▸ YOUR ASSIGNMENT: Keep the text of the data exactly as it is and omit each picture from the copy.

▸ Data items:
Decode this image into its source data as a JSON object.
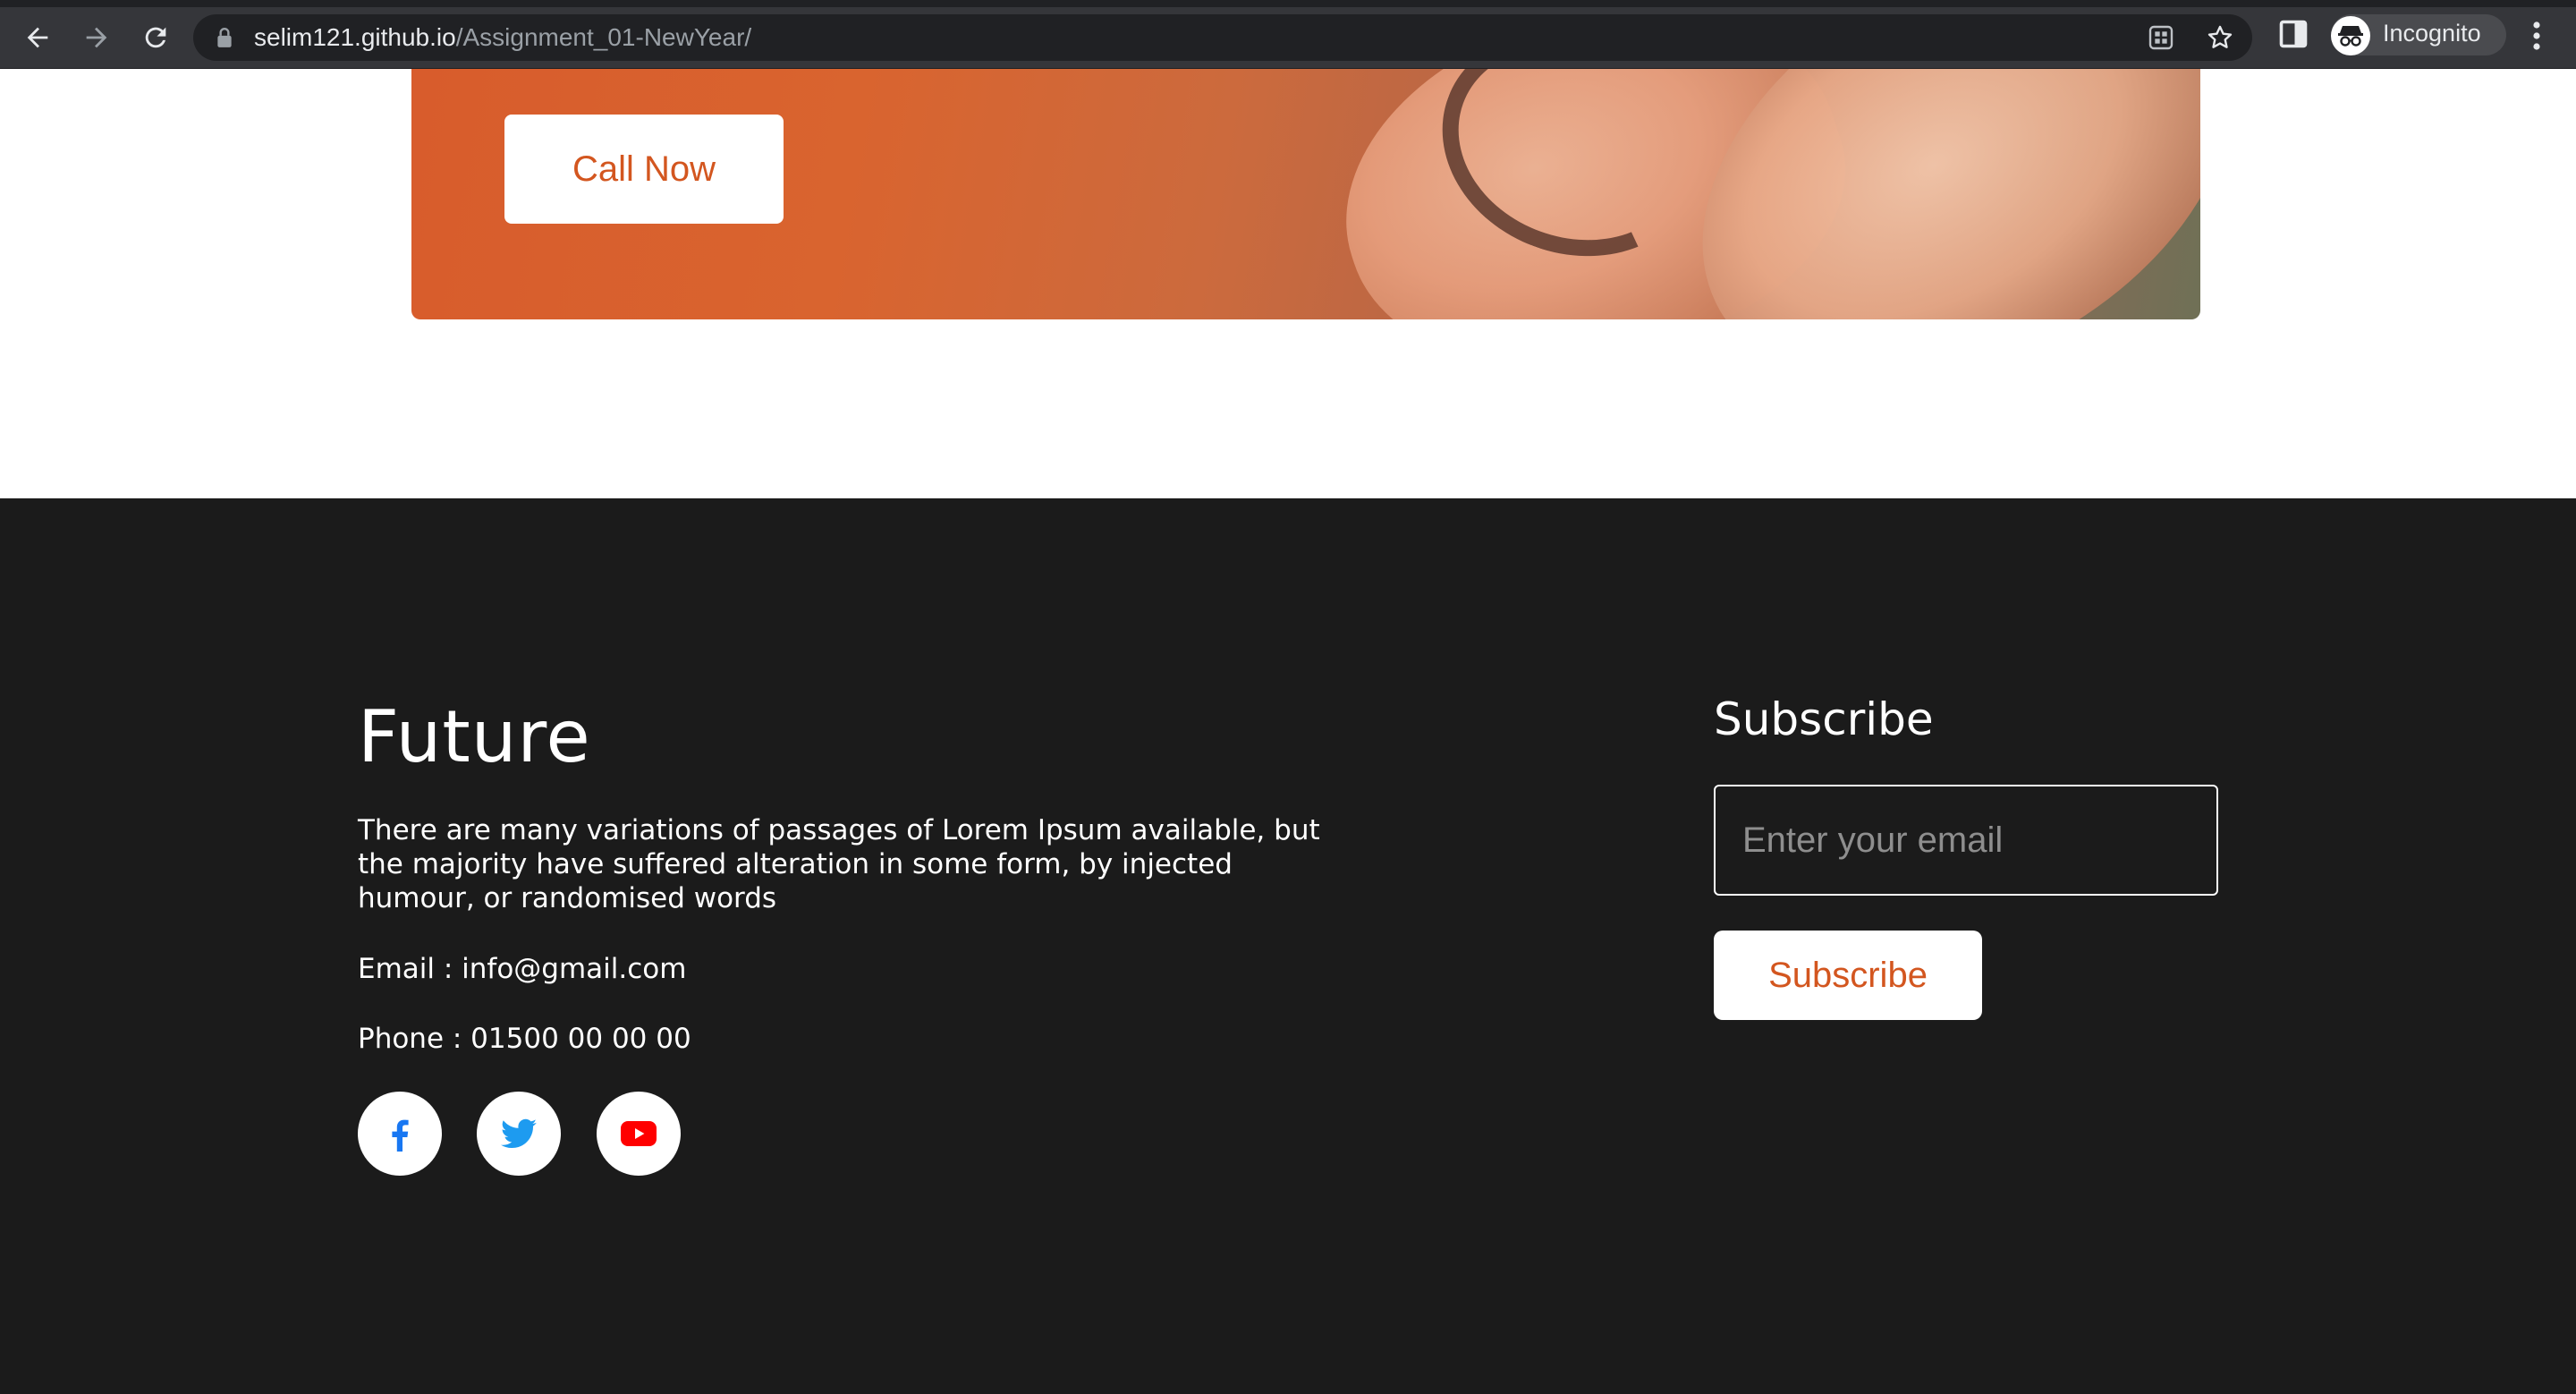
{
  "browser": {
    "url_host": "selim121.github.io",
    "url_path": "/Assignment_01-NewYear/",
    "profile_label": "Incognito",
    "icons": [
      "back-icon",
      "forward-icon",
      "reload-icon",
      "lock-icon",
      "extension-grid-icon",
      "bookmark-star-icon",
      "side-panel-icon",
      "incognito-icon",
      "menu-dots-icon"
    ]
  },
  "banner": {
    "cta_label": "Call Now"
  },
  "footer": {
    "brand": "Future",
    "description": "There are many variations of passages of Lorem Ipsum available, but the majority have suffered alteration in some form, by injected humour, or randomised words",
    "email_line": "Email : info@gmail.com",
    "phone_line": "Phone : 01500 00 00 00",
    "social": [
      "facebook-icon",
      "twitter-icon",
      "youtube-icon"
    ],
    "subscribe_title": "Subscribe",
    "email_placeholder": "Enter your email",
    "subscribe_button": "Subscribe"
  },
  "colors": {
    "accent": "#d3561f",
    "footer_bg": "#1b1b1b",
    "facebook": "#1877f2",
    "twitter": "#1d9bf0",
    "youtube": "#ff0000"
  }
}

▸ TASK SOLUTION:
Decode this image into its source data as a JSON object.
{
  "browser": {
    "url_host": "selim121.github.io",
    "url_path": "/Assignment_01-NewYear/",
    "profile_label": "Incognito",
    "icons": [
      "back-icon",
      "forward-icon",
      "reload-icon",
      "lock-icon",
      "extension-grid-icon",
      "bookmark-star-icon",
      "side-panel-icon",
      "incognito-icon",
      "menu-dots-icon"
    ]
  },
  "banner": {
    "cta_label": "Call Now"
  },
  "footer": {
    "brand": "Future",
    "description": "There are many variations of passages of Lorem Ipsum available, but the majority have suffered alteration in some form, by injected humour, or randomised words",
    "email_line": "Email : info@gmail.com",
    "phone_line": "Phone : 01500 00 00 00",
    "social": [
      "facebook-icon",
      "twitter-icon",
      "youtube-icon"
    ],
    "subscribe_title": "Subscribe",
    "email_placeholder": "Enter your email",
    "subscribe_button": "Subscribe"
  },
  "colors": {
    "accent": "#d3561f",
    "footer_bg": "#1b1b1b",
    "facebook": "#1877f2",
    "twitter": "#1d9bf0",
    "youtube": "#ff0000"
  }
}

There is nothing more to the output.